“If we could get the sand on the beach we could get it done,” said Bill Glynn, chairman of the Beaches and Shores Advisory Committee on Monday afternoon.
Despite rave reviews over the high quality of the sand going on beaches from John’s Island north to Golden Sands Park, the weekly updates have shown nothing but bad news on the progress of the project that, when all is said and done, is slated to cost about $15 million.
Less than half of the new beach and dune area has been constructed due to delays at the Ranch Road Lake Mine. Weather and equipment failures have been the major causes, but there have also been numerous changes to procedures and testing mechanisms along the way.
Ranch Road Lake Mine owner Steve Smith said that things happen every day to cause “headaches” and that this is inherent to construction. For example, crews could not work Monday because last weekend’s downpours had rutted and flooded the dirt road leading to the mine, preventing dumptrucks from passing.
County staff hopes to apply for an obtain an extension of somewhere between nine and 15 days from state and federal environmental regulators.
This would mean special permission to continue construction into official sea turtle nesting season. County Coastal Engineer James Gray said he needs a firm commitment and realistic time schedule from Ranger and from the mine prior to requesting the extension because regulators will want to make sure the project is completed and another, further extension is not needed.
Beach replenishment projects have been scientifically shown to perform better — both for the retainage of sand and for sea life habitat, if the placement of the sand is complete and continuous.
If the Florida Department of Environmental Protection and the U.S. Fish and Wildlife Commission do not grant the extension, the communities of Baytree and Marbrisa — once critically eroded areas that privately funded emergency sand projects after the 2004 hurricanes — will not get their allotted sand in the first phase.

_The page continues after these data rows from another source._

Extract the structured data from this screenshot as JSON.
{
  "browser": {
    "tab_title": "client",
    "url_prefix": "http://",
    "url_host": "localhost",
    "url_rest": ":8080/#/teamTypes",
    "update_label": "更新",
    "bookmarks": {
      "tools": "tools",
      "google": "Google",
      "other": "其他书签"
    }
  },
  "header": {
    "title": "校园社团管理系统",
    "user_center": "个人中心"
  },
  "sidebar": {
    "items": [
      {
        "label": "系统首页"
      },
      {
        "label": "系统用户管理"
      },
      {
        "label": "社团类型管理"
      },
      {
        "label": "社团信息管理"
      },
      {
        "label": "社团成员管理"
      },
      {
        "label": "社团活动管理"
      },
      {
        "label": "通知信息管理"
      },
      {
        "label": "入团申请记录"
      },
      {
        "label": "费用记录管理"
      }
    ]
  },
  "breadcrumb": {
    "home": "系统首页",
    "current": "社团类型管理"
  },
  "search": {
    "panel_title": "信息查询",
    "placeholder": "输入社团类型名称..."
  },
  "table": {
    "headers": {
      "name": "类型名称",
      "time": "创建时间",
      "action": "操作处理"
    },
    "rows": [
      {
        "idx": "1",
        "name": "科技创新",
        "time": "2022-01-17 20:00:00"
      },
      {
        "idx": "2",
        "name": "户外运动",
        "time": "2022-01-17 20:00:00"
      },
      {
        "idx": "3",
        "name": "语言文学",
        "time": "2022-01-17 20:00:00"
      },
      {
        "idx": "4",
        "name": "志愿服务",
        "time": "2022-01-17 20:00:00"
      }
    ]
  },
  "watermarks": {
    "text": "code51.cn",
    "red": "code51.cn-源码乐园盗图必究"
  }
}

Instead, they would expect to get their sand this fall in the second phase.